July 10, 2020

In the face of a second surge in coronavirus cases, countries who have already experimented with nationwide restrictions are now choosing to re-impose local lockdowns in an attempt to contain the virus in specific communities and areas.




Where and Why


As a number of countries emerge from nationwide coronavirus-related lockdowns, the devastating effects of restrictions on the economy, as well as physical and mental health, are being recognised. However, with some countries now experiencing a re-emergence of rising case numbers, an alternative to a nationwide lockdown is being sought. With the benefit of now established testing facilities, which were still in their infancies in March when most countries adopted their first round of lockdown, cases can now be tracked quickly and accurately back to their source. This capability is prompting governments to impose local lockdowns to contain specific outbreaks, rather than reverting back to nationwide restrictions.

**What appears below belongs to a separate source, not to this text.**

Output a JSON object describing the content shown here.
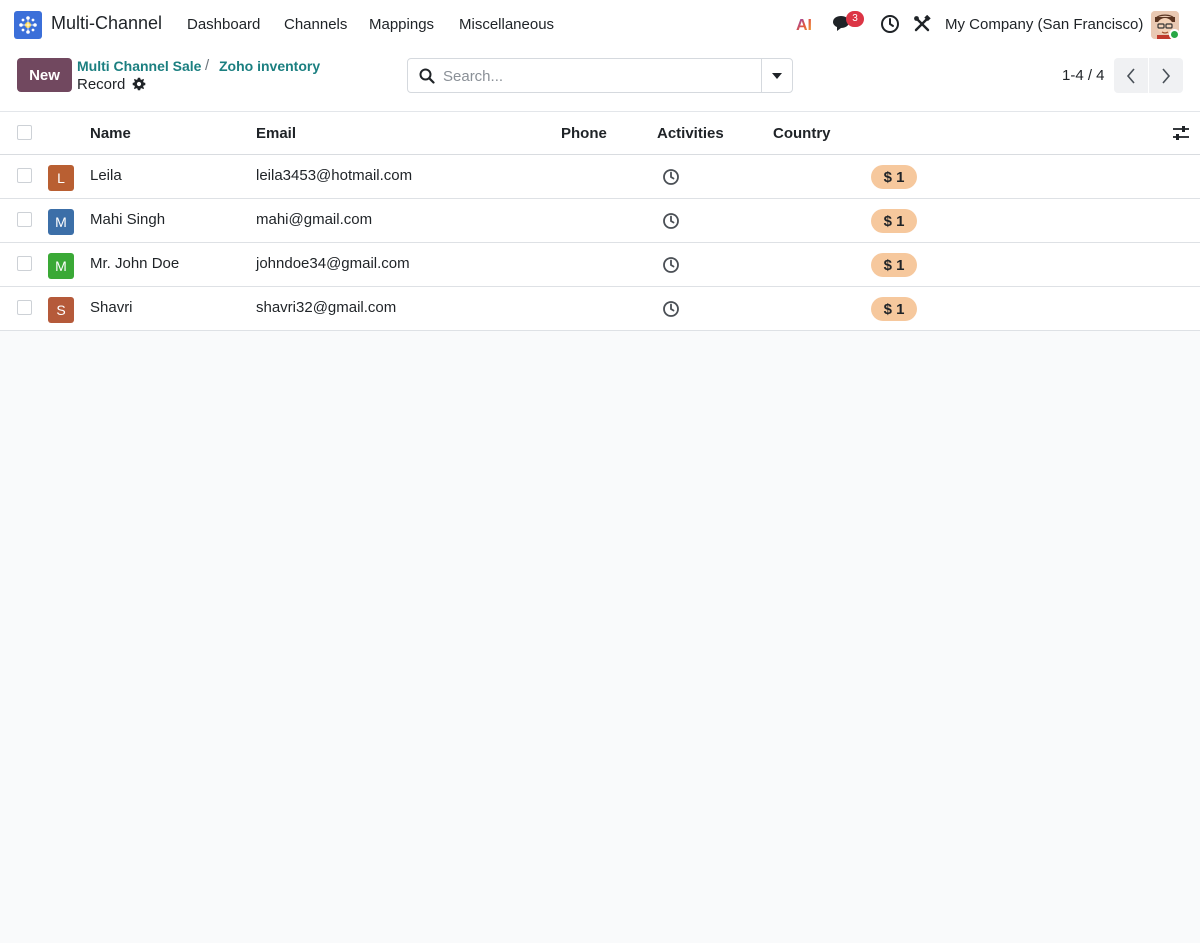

Countries that have adopted this containment technique include the UK, who has re-imposed restrictions on the city of Leicester after identifying a significant rise in case numbers there, compared with other parts of the country. Australia has also followed suit, placing the city of Melbourne back into lockdown after testing showed a rise in community transmission there. Spain, Germany, China, Portugal and Rwanda are others that have imposed local lockdowns.


Those responsible for deciding whether to impose a local lockdown are once again juggling a trade-off between short-run and long-run consequences. Decision makers must consider the effects of adverse economic conditions and current health concerns on a local area, against the likely success of containing the virus through a local lockdown.




In Support


Prevent further spread: The main advantage of a local lockdown is that it should contain and control the spread of the virus.


Contained economic damage: The national economy can continue to function, while only the area under lockdown suffers, limiting the economic damage.


Centralised response: A local lockdown can be tailored to the requirements of the area, rather than blanket nationwide restrictions that fail to address local issues. In this instance, resources can be focused on specific local needs, which should, in theory, ensure a quicker and safer return to normality.




In Opposition


Harder to enforce: While the majority of the population continue to regain pre-lockdown freedoms, there is a risk that those under a local lockdown may perceive their treatment as unfair. Lacking in incentives to adhere to local restrictions may increase the chances of restrictions being ignored and the subsequent failure to contain the virus. If this is the case, a local lockdown may be a particularly ineffective policy in a country that has relied on public will, rather than security forces, to enforce restrictions.


Reduced effectiveness: With a local lockdown harder to enforce for the above reason, there is a risk that local restrictions will only serve to spread the virus further. Denying locals access to services and shops, as well as other nationally-permitted behaviours, may push residents under restrictions further afield to acquire what the rest of the population are allowed. If this does occur, it risks spreading the virus to areas outside the border of the lockdown that would potentially not have been infected if the lockdown was not in place. In this case, a local lockdown would prove counterintuitive.






As countries continue to loosen nationwide restrictions and look for alternative means to tackle the virus, local lockdowns are likely to become more common. As this trend continues, NGS advises that travellers should:


– Check all local travel restrictions related to destinations and points of departure before travel.

– Monitor local media and government warnings for updates to the health environment and for any national security measures in place.

– Prior to travel, ensure a contingency plan is in place in case of being caught up in a local lockdown.

– Prior to travel, ensure return from the destination will be permitted if either the destination or origin location enters a local lockdown.

– Ensure travel documents fulfil the requirements for entry and the duration of stay.

– Be aware of the nearest health facilities.

– Adhere to all COVID-19 related rules.

– Ensure you have main points of contact (company POC, assistance company, FCO and any others deemed essential) to hand and in hard copy as well.

– Consider establishing or altering your check in schedule based upon the fluctuation of restrictions.







Author: Lauren Snelling, Risk Analyst


NGS is an emergency evacuation company that runs tracking, remote medical and security operations for global clients.